“It’s the same thing for ‘Safari Zone.’ At first, ‘Safari Zone’ was a completely different song, a completely different beat. It was actually supposed to be a song called ‘Slumber Party,’ and then when CupcakKe agreed to the feature I was like, ‘Okay, well I don’t really wanna put CupcakKe on a song called ‘Slumber Party’ because no one’s really sleeping on her, she’s a badass bitch! People love CupcakKe. I said, ‘Okay, what’s the song for CupcakKe?’… you know honestly, in my opinion, it’s like shaking your lil ass, having fun, and when I got that beat, it was the one.”
Aja said that their image, though known for high concept videos and killer looks, was difficult to narrow down.
“I’ve struggled with image for a long time, and one of the things that I really think about when I’m visual directing, or putting a package together is just… something that I love the most,” they said. “Sometimes fashion just means that you know your style and you’re killing it. For me, I just go for things I like.

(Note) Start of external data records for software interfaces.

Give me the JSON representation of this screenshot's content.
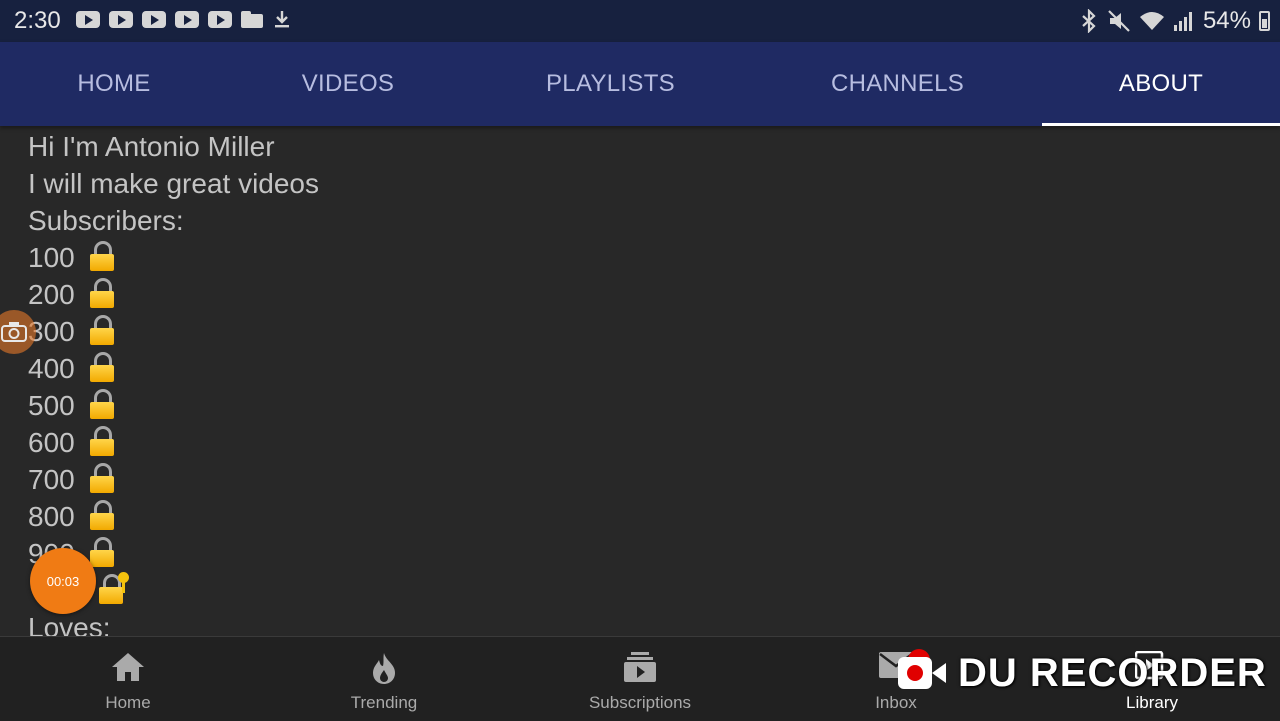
{
  "status_bar": {
    "time": "2:30",
    "notification_icons": [
      "youtube-icon",
      "youtube-icon",
      "youtube-icon",
      "youtube-icon",
      "youtube-icon",
      "folder-icon",
      "download-icon"
    ],
    "battery": "54%"
  },
  "tabs": [
    {
      "label": "HOME"
    },
    {
      "label": "VIDEOS"
    },
    {
      "label": "PLAYLISTS"
    },
    {
      "label": "CHANNELS"
    },
    {
      "label": "ABOUT",
      "active": true
    }
  ],
  "about": {
    "intro": "Hi I'm Antonio Miller",
    "tagline": "I will make great videos",
    "subscribers_heading": "Subscribers:",
    "milestones": [
      "100",
      "200",
      "300",
      "400",
      "500",
      "600",
      "700",
      "800",
      "900"
    ],
    "loves_heading": "Loves:"
  },
  "recorder": {
    "timer": "00:03",
    "watermark": "DU RECORDER"
  },
  "bottom_nav": [
    {
      "label": "Home",
      "icon": "home-icon"
    },
    {
      "label": "Trending",
      "icon": "flame-icon"
    },
    {
      "label": "Subscriptions",
      "icon": "subscriptions-icon"
    },
    {
      "label": "Inbox",
      "icon": "mail-icon"
    },
    {
      "label": "Library",
      "icon": "library-icon",
      "active": true
    }
  ],
  "colors": {
    "status_bar": "#17213f",
    "tab_bar": "#1f2a63",
    "background": "#282828",
    "bottom_nav": "#212121",
    "lock": "#f2a900",
    "recorder_bubble": "#f07b14"
  }
}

“I like a little bit of shiny, a little bit of athletic, and honestly a lot of hood. My style is just kinda like, I’m hood but I’m rich, that’s my style. A little bit of like, Japanese street fashion that I’ve always been into. I’ve been obsessed with this sort of Harajuku lick. It’s not necessarily full on Harajuku but it’s a lick of it, whether it’s in the color palette because I love pastels and I love vibrant colors, or with just the hairstyles. I’ve always had a thing for that style.”
Aja was featured in H&M’s first pride campaign, along with Kim Petras and Gus Kenworthy.
“I think that one of the reasons I was chosen for the campaign was that everyone knows I’m a very outspoken person. I have a lot to say, and these sort of campaigns, especially when they’re picking artists for the campaign, it’s really about people who want to inspire other people and who are just unapologetically themselves,” Aja told IN.
“It really was a compliment for them to request me. To be in it was an accomplishment, and I hope I get to do more endorsements, hopefully sometime soon… and not even relating to Pride because it’s more than just June and July. A lot of us have so much more to say. But I am very grateful for H&M and that campaign. It was very surreal, getting to walk into stores all around the world. I was touring when the campaign was active and I got to see myself on huge billboards. I got to see myself in Times Square. I got to see myself in almost every single store that I went to, it was surreal.
Aja embarked March 16 on a tour of 14 cities, beginning in New Zealand, then Australia, China, and the U.S. They will be heading back from Birmingham, U.K. to join us in Salt Lake at Utah Pride the first weekend of June, then will head to Edmonton, Canada.
Find the full schedule and all performers at Utah Pride at UtahPrideCenter.org
Photo by Tanner Abel